The Constant, Internal Tug of War of Borderline Personality Disorder
I live with borderline personality disorder (BPD), a condition which has been described as being the mental health equivalent of having third degree burns all over your body. Essentially the smallest flicker of anger and I feel burning rage, the tinniest amount of friendship and I love obsessively, a touch of sadness and I grieve deeply. I am exhausted, stuck in a constant tug of war between my head and my heart, knowing what I’m doing is going to end badly but being compelled to do it none the less. I fear abandonment in every relationship, often obsess over and idealize one person (known as a favorite person), my mood swings are debilitating and unpredictable and I often dissociate because I lack the ability to process my emotions.
Over the years I have been labeled as unstable, manipulative, narcissistic, an addict, broken, attention seeking, emotionless, too emotional and “crazy” — but this is the reality of surviving with this condition. A condition which encompasses many different traits and often has other accompanying conditions such as eating disorders, depression and anxiety and substance misuse, all of which I have and continue to fight to this day. Living alongside this disorder has pushed me to my furthest limits, I am one of the eight in 10 people with BPD who have attempted suicide and still struggle with suicidal ideation on a regular basis.
Those of us with BPD know how hard it can be but it also means we are capable of so much more.
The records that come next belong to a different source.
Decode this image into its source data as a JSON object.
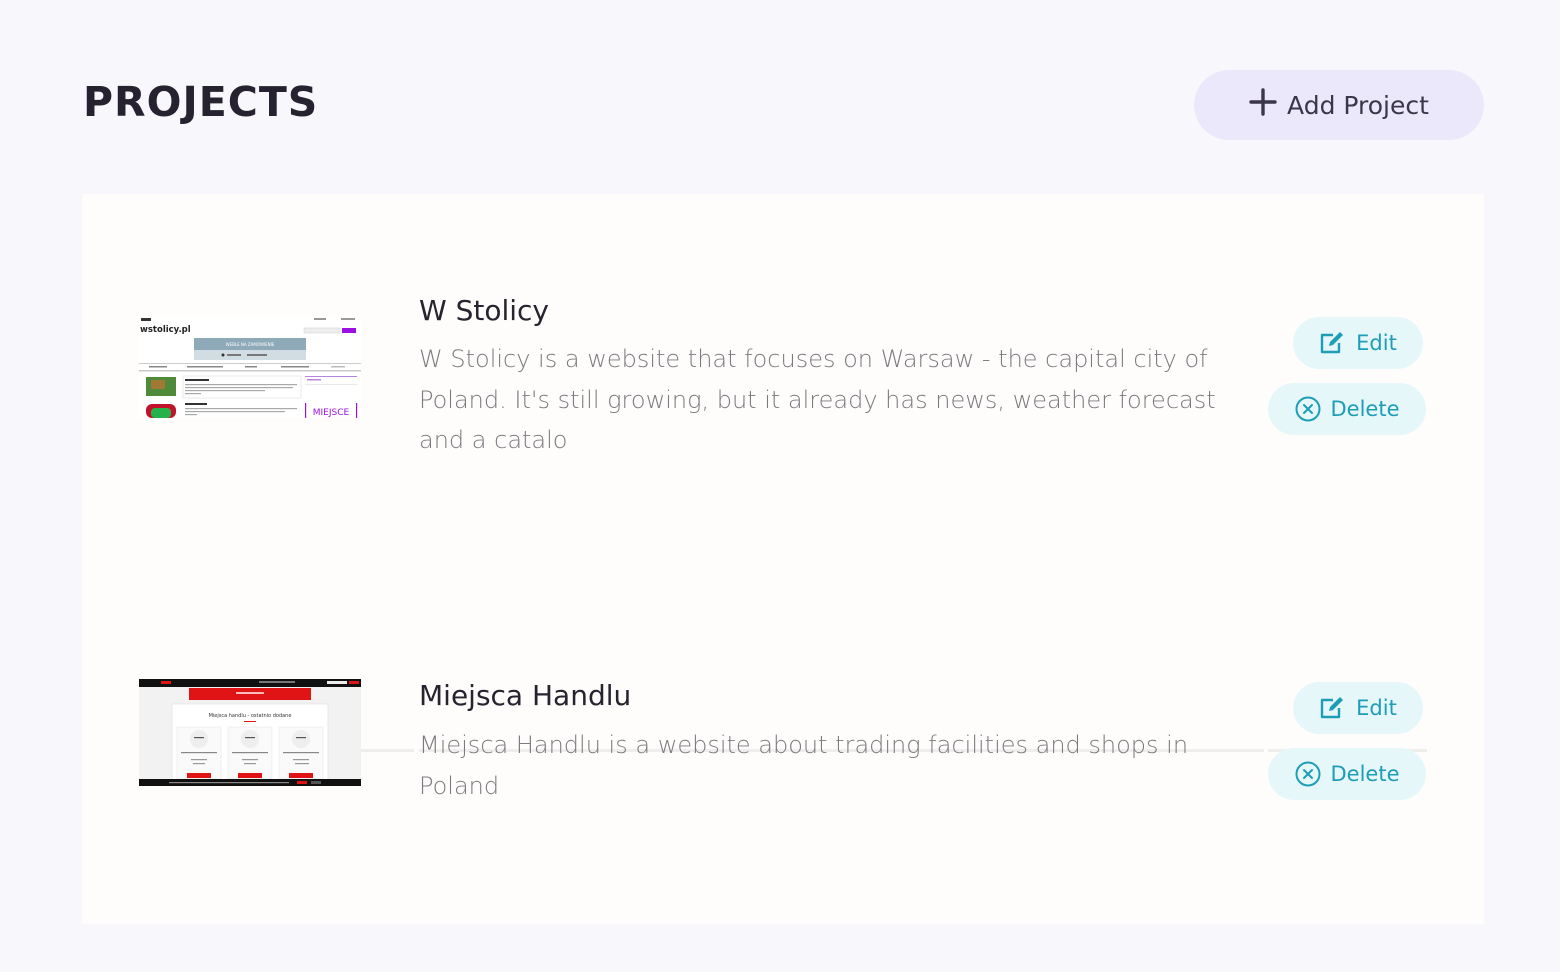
{
  "header": {
    "title": "PROJECTS",
    "add_button": {
      "icon": "plus-icon",
      "label": "Add Project"
    }
  },
  "projects": [
    {
      "title": "W Stolicy",
      "description": "W Stolicy is a website that focuses on Warsaw - the capital city of Poland. It's still growing, but it already has news, weather forecast and a catalo",
      "thumbnail": {
        "logo": "wstolicy.pl",
        "banner": "WEBLE NA ZAMÓWIENIE",
        "badge": "MIEJSCE"
      },
      "edit_label": "Edit",
      "delete_label": "Delete"
    },
    {
      "title": "Miejsca Handlu",
      "description": "Miejsca Handlu is a website about trading facilities and shops in Poland",
      "thumbnail": {
        "heading": "Miejsca handlu - ostatnio dodane"
      },
      "edit_label": "Edit",
      "delete_label": "Delete"
    }
  ],
  "colors": {
    "page_bg": "#f8f8fc",
    "panel_bg": "#fefdfb",
    "accent_add": "#ece8fb",
    "action_bg": "#e6f7fa",
    "action_text": "#1e9db6",
    "brand_purple": "#9b12e0",
    "brand_red": "#e01414"
  }
}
I love more deeply than I realize, I appreciate each good moment I am given, I am creative and spontaneous and if you manage to break through my defenses, I am fiercely loyal and will care for you like you are my own. I have a heart full of compassion and empathy and am in turn able to support people in their darkest times.
I am only part way through my journey, I have been diagnosed but am waiting on targeted therapy and meds to help control my symptoms. At first I believed this to be a life sentence, something that would be the end of me, something that meant I could never achieve my dreams, but I was so wrong. I have completed a degree in childhood education and am now half way through my first year of a nursing degree, something I would never have imagined possible three years ago.
This is for anyone who believes they are written off because of mental ill health as I did for so many years. There is hope in the darkness, there is a path through the hard times and if a day doesn’t go the way you planned, then that’s OK, do what you need to do and start again tomorrow.
Photo by Mahir Uysal on Unsplash